Exercise prompt ::
Please filter the data below down to the lines holding the string "Scanner".

Material for this task ::
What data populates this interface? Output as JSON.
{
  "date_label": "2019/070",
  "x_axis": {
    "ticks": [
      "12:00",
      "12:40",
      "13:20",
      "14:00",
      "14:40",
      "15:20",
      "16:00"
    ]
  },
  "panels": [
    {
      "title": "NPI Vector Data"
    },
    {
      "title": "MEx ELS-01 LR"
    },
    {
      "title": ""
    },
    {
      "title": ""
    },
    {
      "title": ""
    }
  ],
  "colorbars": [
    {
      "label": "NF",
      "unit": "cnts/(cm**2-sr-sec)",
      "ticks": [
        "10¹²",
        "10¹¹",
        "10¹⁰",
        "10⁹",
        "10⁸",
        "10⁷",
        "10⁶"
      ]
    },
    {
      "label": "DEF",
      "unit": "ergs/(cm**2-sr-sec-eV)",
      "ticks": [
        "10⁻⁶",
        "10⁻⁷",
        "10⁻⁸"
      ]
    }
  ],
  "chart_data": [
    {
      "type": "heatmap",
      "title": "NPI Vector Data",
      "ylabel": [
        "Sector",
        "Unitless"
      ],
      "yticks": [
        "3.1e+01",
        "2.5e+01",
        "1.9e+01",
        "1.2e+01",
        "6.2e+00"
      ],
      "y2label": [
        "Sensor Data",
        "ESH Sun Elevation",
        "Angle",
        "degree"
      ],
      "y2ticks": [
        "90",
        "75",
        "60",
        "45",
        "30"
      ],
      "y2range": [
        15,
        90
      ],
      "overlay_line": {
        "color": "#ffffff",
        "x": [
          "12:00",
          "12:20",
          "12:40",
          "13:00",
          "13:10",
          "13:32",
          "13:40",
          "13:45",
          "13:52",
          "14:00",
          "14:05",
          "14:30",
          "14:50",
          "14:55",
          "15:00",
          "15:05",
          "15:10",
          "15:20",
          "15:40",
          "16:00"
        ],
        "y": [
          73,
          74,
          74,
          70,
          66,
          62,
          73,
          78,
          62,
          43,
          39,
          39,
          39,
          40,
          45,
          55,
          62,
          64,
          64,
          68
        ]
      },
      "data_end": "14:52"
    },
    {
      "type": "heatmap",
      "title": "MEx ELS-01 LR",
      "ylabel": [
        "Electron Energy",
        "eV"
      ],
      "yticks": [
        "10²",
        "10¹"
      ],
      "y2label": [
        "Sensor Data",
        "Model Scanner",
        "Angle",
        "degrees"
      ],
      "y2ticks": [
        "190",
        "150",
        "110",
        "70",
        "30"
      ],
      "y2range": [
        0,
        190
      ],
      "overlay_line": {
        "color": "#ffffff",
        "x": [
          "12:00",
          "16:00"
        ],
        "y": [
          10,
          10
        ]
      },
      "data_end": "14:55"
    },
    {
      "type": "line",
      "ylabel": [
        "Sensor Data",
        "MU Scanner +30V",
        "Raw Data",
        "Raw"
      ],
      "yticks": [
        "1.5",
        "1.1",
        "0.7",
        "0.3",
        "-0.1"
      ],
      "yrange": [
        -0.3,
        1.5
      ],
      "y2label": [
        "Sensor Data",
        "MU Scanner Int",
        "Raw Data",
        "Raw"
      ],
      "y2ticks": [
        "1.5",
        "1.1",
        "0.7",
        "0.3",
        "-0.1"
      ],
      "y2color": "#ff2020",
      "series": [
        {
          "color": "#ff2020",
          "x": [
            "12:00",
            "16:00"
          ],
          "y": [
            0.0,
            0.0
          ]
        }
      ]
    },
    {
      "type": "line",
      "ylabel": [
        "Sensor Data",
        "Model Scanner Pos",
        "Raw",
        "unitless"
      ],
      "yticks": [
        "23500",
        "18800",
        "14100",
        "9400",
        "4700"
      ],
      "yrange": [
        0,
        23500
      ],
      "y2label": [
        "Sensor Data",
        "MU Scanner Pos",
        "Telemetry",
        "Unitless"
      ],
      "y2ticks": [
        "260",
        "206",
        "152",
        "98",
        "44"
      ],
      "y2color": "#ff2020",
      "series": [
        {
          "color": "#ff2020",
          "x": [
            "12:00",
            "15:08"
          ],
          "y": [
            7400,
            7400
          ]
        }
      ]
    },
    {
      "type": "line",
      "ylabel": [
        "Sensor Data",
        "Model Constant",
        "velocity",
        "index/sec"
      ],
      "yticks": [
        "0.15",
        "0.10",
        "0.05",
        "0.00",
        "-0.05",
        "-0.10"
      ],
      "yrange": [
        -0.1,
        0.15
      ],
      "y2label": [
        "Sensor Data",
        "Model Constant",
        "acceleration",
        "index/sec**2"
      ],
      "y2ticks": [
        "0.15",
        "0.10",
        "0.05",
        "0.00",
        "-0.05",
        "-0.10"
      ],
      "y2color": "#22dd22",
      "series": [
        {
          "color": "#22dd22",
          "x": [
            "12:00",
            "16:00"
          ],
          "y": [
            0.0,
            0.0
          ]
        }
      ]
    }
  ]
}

Final answer ::
        "Model Scanner",
        "MU Scanner +30V",
        "MU Scanner Int",
        "Model Scanner Pos",
        "MU Scanner Pos",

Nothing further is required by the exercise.